The word "Channels" marks the lines to find; copy every such line from the data below.

Element data from apps and pages
#####

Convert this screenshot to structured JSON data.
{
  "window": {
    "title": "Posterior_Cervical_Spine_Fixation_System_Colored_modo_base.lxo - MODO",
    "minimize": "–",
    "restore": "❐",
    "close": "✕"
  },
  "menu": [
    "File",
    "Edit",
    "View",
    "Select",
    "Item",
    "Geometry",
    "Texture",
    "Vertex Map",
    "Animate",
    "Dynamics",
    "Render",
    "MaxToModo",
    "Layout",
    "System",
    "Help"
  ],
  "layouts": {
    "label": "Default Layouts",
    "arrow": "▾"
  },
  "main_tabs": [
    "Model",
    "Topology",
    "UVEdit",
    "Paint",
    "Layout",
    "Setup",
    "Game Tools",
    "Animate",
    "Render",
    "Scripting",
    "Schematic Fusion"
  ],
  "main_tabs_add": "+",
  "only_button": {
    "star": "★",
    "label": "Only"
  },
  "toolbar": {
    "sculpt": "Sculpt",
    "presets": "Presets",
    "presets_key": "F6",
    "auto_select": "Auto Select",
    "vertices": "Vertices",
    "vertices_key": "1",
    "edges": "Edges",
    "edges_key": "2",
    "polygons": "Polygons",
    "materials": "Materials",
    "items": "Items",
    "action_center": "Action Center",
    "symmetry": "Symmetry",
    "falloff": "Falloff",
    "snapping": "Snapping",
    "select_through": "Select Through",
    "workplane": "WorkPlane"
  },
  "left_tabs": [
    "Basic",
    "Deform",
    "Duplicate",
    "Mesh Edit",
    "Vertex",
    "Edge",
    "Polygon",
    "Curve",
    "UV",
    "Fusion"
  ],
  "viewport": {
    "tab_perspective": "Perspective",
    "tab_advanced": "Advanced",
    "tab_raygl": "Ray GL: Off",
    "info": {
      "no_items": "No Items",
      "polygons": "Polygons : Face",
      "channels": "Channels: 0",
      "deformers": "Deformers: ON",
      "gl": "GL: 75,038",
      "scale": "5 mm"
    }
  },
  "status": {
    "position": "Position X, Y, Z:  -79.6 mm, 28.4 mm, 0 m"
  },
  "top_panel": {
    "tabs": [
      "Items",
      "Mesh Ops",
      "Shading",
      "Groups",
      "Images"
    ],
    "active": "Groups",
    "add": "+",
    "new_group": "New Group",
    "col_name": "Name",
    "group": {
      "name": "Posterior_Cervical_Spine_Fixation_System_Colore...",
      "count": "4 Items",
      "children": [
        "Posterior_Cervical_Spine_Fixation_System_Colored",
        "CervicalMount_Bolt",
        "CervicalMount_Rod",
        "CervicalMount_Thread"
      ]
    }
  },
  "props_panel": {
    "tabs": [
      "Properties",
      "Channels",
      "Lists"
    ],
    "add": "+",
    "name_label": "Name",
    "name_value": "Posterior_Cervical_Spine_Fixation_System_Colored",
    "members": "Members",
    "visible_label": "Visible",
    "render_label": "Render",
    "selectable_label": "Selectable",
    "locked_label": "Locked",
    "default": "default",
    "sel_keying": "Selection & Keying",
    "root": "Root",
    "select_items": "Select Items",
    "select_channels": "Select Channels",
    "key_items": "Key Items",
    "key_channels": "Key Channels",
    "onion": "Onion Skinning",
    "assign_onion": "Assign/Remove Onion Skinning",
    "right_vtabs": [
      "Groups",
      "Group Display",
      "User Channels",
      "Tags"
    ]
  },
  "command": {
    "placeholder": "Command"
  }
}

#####

* Task result:
      "channels": "Channels: 0",
      "Channels",
    "select_channels": "Select Channels",
    "key_channels": "Key Channels",
      "User Channels",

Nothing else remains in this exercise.